(Website and app data records)
##############################
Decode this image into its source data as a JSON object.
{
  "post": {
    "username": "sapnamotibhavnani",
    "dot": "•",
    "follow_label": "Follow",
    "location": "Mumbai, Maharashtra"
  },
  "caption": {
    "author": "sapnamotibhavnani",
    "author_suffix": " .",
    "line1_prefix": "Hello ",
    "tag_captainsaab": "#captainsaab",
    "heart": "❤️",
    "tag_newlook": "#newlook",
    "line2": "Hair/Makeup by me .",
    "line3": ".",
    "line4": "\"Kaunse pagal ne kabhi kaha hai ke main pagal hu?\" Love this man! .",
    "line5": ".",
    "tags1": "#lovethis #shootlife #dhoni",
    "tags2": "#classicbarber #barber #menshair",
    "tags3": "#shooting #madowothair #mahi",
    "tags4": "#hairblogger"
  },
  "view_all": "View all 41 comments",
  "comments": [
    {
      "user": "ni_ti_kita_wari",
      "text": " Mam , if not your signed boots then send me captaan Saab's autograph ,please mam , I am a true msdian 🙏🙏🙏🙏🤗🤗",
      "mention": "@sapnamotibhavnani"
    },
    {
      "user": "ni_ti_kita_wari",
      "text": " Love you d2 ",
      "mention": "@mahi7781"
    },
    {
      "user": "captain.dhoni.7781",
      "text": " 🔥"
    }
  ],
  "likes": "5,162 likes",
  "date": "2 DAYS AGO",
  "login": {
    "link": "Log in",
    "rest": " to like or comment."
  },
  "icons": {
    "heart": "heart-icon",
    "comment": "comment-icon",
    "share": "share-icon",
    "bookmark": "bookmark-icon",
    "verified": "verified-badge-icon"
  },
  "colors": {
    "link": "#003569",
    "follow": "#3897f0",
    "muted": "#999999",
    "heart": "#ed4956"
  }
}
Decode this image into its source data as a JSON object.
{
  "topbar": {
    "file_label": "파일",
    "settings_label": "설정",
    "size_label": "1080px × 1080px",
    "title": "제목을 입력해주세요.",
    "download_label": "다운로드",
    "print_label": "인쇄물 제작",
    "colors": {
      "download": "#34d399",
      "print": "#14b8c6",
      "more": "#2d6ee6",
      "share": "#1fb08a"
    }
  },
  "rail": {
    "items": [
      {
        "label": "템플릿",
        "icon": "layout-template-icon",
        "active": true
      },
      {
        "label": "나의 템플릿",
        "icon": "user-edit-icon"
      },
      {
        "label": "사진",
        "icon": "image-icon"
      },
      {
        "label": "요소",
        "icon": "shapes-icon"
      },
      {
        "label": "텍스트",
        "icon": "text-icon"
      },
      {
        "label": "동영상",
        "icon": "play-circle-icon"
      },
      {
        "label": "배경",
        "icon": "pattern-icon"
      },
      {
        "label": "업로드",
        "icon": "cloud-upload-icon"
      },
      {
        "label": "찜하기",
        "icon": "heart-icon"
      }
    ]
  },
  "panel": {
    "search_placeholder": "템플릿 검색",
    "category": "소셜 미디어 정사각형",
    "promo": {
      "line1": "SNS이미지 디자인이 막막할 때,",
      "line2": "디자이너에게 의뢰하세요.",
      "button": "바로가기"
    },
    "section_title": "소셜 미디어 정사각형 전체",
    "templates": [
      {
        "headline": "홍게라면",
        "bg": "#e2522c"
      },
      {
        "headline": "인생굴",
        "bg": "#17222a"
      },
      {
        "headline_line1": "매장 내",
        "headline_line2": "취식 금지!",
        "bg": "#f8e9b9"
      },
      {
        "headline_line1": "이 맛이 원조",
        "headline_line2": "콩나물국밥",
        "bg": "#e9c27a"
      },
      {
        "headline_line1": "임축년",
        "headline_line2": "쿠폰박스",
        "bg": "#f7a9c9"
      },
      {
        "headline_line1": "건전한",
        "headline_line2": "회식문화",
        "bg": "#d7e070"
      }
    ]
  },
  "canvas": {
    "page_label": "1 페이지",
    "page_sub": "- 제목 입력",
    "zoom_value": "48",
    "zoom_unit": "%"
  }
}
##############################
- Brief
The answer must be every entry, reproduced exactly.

- Exercise solution
Decode this image into its source data as a JSON object.
{
  "post": {
    "username": "sapnamotibhavnani",
    "dot": "•",
    "follow_label": "Follow",
    "location": "Mumbai, Maharashtra"
  },
  "caption": {
    "author": "sapnamotibhavnani",
    "author_suffix": " .",
    "line1_prefix": "Hello ",
    "tag_captainsaab": "#captainsaab",
    "heart": "❤️",
    "tag_newlook": "#newlook",
    "line2": "Hair/Makeup by me .",
    "line3": ".",
    "line4": "\"Kaunse pagal ne kabhi kaha hai ke main pagal hu?\" Love this man! .",
    "line5": ".",
    "tags1": "#lovethis #shootlife #dhoni",
    "tags2": "#classicbarber #barber #menshair",
    "tags3": "#shooting #madowothair #mahi",
    "tags4": "#hairblogger"
  },
  "view_all": "View all 41 comments",
  "comments": [
    {
      "user": "ni_ti_kita_wari",
      "text": " Mam , if not your signed boots then send me captaan Saab's autograph ,please mam , I am a true msdian 🙏🙏🙏🙏🤗🤗",
      "mention": "@sapnamotibhavnani"
    },
    {
      "user": "ni_ti_kita_wari",
      "text": " Love you d2 ",
      "mention": "@mahi7781"
    },
    {
      "user": "captain.dhoni.7781",
      "text": " 🔥"
    }
  ],
  "likes": "5,162 likes",
  "date": "2 DAYS AGO",
  "login": {
    "link": "Log in",
    "rest": " to like or comment."
  },
  "icons": {
    "heart": "heart-icon",
    "comment": "comment-icon",
    "share": "share-icon",
    "bookmark": "bookmark-icon",
    "verified": "verified-badge-icon"
  },
  "colors": {
    "link": "#003569",
    "follow": "#3897f0",
    "muted": "#999999",
    "heart": "#ed4956"
  }
}
Decode this image into its source data as a JSON object.
{
  "topbar": {
    "file_label": "파일",
    "settings_label": "설정",
    "size_label": "1080px × 1080px",
    "title": "제목을 입력해주세요.",
    "download_label": "다운로드",
    "print_label": "인쇄물 제작",
    "colors": {
      "download": "#34d399",
      "print": "#14b8c6",
      "more": "#2d6ee6",
      "share": "#1fb08a"
    }
  },
  "rail": {
    "items": [
      {
        "label": "템플릿",
        "icon": "layout-template-icon",
        "active": true
      },
      {
        "label": "나의 템플릿",
        "icon": "user-edit-icon"
      },
      {
        "label": "사진",
        "icon": "image-icon"
      },
      {
        "label": "요소",
        "icon": "shapes-icon"
      },
      {
        "label": "텍스트",
        "icon": "text-icon"
      },
      {
        "label": "동영상",
        "icon": "play-circle-icon"
      },
      {
        "label": "배경",
        "icon": "pattern-icon"
      },
      {
        "label": "업로드",
        "icon": "cloud-upload-icon"
      },
      {
        "label": "찜하기",
        "icon": "heart-icon"
      }
    ]
  },
  "panel": {
    "search_placeholder": "템플릿 검색",
    "category": "소셜 미디어 정사각형",
    "promo": {
      "line1": "SNS이미지 디자인이 막막할 때,",
      "line2": "디자이너에게 의뢰하세요.",
      "button": "바로가기"
    },
    "section_title": "소셜 미디어 정사각형 전체",
    "templates": [
      {
        "headline": "홍게라면",
        "bg": "#e2522c"
      },
      {
        "headline": "인생굴",
        "bg": "#17222a"
      },
      {
        "headline_line1": "매장 내",
        "headline_line2": "취식 금지!",
        "bg": "#f8e9b9"
      },
      {
        "headline_line1": "이 맛이 원조",
        "headline_line2": "콩나물국밥",
        "bg": "#e9c27a"
      },
      {
        "headline_line1": "임축년",
        "headline_line2": "쿠폰박스",
        "bg": "#f7a9c9"
      },
      {
        "headline_line1": "건전한",
        "headline_line2": "회식문화",
        "bg": "#d7e070"
      }
    ]
  },
  "canvas": {
    "page_label": "1 페이지",
    "page_sub": "- 제목 입력",
    "zoom_value": "48",
    "zoom_unit": "%"
  }
}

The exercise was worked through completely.